WHAT IS BEING ASKED: Below are the records; locate each line with the word "JSON" and copy it.

----- PROVIDED DATA -----

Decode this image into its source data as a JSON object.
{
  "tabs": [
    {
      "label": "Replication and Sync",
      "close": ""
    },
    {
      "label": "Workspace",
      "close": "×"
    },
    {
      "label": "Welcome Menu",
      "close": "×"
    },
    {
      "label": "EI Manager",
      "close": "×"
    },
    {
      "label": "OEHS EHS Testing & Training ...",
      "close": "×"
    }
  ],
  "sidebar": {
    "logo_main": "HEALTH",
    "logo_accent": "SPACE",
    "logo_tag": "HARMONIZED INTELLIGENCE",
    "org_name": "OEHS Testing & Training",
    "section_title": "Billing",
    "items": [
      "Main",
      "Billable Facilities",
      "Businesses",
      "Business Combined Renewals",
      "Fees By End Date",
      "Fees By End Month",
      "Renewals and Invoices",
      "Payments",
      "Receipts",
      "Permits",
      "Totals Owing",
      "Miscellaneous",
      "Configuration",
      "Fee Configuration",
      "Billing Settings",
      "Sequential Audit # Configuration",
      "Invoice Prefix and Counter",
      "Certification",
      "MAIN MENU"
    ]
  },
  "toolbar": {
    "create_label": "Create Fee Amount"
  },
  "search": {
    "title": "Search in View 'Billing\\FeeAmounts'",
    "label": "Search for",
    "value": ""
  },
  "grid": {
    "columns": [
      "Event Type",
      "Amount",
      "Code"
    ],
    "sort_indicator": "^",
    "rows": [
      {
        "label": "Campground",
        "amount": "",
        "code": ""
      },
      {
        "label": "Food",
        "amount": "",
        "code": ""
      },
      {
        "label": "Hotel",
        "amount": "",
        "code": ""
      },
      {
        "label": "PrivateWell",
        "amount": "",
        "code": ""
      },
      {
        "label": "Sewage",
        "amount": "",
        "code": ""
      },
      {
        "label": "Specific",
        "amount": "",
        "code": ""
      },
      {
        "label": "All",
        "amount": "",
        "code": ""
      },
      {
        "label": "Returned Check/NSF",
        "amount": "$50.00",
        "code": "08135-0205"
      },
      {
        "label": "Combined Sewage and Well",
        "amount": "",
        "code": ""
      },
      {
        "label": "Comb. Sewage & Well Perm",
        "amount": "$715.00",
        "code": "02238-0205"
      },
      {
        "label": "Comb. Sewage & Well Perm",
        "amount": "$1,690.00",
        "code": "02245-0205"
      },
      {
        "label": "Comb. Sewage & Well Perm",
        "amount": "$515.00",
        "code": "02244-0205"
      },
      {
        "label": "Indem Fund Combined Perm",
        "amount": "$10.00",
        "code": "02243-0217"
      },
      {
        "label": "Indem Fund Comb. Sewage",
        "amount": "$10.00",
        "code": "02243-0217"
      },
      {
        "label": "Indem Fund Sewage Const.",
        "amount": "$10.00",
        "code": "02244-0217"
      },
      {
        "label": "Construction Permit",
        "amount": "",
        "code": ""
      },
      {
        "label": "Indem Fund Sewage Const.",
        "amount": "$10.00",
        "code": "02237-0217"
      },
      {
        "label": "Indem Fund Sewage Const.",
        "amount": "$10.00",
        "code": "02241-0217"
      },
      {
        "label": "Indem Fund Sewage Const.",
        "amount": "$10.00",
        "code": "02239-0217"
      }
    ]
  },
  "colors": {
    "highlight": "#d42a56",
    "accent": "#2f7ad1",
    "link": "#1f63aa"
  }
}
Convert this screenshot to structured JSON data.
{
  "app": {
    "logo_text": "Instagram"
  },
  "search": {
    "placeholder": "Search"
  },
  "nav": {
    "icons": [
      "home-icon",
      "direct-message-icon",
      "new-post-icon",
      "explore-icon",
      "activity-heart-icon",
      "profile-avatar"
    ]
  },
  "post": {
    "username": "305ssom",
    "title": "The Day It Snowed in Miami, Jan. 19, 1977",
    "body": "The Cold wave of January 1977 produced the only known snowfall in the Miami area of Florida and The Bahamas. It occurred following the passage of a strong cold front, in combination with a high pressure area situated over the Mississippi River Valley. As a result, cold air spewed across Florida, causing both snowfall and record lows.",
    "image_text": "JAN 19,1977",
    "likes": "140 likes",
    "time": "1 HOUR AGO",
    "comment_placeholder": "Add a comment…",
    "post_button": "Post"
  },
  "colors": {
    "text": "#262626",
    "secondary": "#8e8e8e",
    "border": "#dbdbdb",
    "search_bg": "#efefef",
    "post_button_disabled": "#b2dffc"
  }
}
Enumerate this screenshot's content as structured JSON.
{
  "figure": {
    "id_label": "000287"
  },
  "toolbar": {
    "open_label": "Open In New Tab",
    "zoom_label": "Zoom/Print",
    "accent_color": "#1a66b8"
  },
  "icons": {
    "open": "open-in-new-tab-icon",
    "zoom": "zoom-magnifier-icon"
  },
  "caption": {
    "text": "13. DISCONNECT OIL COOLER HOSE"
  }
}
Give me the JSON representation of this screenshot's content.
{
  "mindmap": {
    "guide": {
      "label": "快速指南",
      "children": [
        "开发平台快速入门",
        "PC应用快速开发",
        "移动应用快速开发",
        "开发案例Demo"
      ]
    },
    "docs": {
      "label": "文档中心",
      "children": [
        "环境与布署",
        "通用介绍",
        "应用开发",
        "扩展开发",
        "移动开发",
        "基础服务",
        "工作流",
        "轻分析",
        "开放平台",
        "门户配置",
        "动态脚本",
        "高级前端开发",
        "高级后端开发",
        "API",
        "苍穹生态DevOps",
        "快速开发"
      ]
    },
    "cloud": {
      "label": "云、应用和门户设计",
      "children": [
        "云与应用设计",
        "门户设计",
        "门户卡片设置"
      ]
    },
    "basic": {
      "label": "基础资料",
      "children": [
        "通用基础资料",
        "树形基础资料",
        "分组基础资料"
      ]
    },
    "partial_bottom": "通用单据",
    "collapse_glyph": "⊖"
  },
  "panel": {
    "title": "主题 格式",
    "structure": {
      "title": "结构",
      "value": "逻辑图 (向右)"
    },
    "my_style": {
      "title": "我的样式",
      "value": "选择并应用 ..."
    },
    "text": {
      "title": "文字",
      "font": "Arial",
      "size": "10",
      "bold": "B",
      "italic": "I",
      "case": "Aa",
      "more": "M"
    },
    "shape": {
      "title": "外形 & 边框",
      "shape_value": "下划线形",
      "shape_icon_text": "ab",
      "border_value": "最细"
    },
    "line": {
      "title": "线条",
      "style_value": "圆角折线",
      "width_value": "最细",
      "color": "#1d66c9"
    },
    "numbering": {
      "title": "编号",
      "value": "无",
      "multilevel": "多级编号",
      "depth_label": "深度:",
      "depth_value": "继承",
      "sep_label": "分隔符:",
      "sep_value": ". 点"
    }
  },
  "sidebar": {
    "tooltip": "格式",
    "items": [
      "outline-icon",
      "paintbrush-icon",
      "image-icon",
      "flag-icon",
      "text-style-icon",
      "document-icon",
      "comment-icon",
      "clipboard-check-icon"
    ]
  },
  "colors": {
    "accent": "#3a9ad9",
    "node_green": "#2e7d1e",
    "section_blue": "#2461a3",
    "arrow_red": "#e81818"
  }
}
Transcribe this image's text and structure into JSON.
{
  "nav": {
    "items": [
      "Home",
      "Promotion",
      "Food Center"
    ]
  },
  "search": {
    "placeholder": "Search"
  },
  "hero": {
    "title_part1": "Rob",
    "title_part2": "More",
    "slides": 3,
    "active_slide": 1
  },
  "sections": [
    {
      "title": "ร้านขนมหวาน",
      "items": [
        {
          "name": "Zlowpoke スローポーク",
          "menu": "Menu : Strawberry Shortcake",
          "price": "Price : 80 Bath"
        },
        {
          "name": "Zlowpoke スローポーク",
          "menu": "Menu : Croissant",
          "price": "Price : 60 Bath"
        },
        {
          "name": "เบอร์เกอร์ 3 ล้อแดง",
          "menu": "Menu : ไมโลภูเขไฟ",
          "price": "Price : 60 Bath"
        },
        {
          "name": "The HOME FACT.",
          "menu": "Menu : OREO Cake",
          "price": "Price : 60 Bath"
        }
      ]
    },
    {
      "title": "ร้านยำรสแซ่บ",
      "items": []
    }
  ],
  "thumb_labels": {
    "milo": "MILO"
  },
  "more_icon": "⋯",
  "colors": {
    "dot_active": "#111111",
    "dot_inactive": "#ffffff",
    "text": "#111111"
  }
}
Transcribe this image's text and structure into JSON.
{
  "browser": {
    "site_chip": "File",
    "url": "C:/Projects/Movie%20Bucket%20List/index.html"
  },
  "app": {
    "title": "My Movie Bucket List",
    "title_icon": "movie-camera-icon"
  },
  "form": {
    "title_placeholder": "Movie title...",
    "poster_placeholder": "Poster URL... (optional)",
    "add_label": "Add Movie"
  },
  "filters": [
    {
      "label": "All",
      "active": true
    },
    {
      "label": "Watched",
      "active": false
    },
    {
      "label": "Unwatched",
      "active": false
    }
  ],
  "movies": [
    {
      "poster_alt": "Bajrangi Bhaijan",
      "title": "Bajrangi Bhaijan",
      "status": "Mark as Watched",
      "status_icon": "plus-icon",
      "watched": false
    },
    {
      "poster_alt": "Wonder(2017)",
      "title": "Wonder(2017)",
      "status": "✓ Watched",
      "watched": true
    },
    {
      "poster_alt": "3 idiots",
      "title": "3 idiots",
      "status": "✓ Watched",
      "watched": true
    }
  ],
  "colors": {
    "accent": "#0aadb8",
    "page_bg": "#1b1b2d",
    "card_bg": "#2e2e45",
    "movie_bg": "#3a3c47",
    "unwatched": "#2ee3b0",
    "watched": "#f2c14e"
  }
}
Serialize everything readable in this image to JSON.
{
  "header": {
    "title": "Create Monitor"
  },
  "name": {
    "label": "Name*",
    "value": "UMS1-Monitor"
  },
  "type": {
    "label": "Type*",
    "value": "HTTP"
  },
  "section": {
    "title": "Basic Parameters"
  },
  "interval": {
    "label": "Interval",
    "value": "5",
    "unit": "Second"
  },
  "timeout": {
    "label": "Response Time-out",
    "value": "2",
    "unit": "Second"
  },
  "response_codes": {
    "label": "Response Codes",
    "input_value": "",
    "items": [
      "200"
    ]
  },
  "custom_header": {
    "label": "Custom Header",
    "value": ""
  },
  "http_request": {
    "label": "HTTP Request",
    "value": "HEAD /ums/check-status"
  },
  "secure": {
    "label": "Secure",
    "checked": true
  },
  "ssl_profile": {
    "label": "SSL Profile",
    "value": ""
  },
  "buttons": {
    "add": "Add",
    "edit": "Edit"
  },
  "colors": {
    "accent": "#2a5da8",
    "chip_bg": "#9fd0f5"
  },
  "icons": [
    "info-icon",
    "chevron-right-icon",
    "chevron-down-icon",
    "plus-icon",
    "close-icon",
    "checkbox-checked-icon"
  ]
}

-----

WRITTEN REPLY:
Decode this image into its source data as a JSON object.
Convert this screenshot to structured JSON data.
Enumerate this screenshot's content as structured JSON.
Give me the JSON representation of this screenshot's content.
Transcribe this image's text and structure into JSON.
Transcribe this image's text and structure into JSON.
Serialize everything readable in this image to JSON.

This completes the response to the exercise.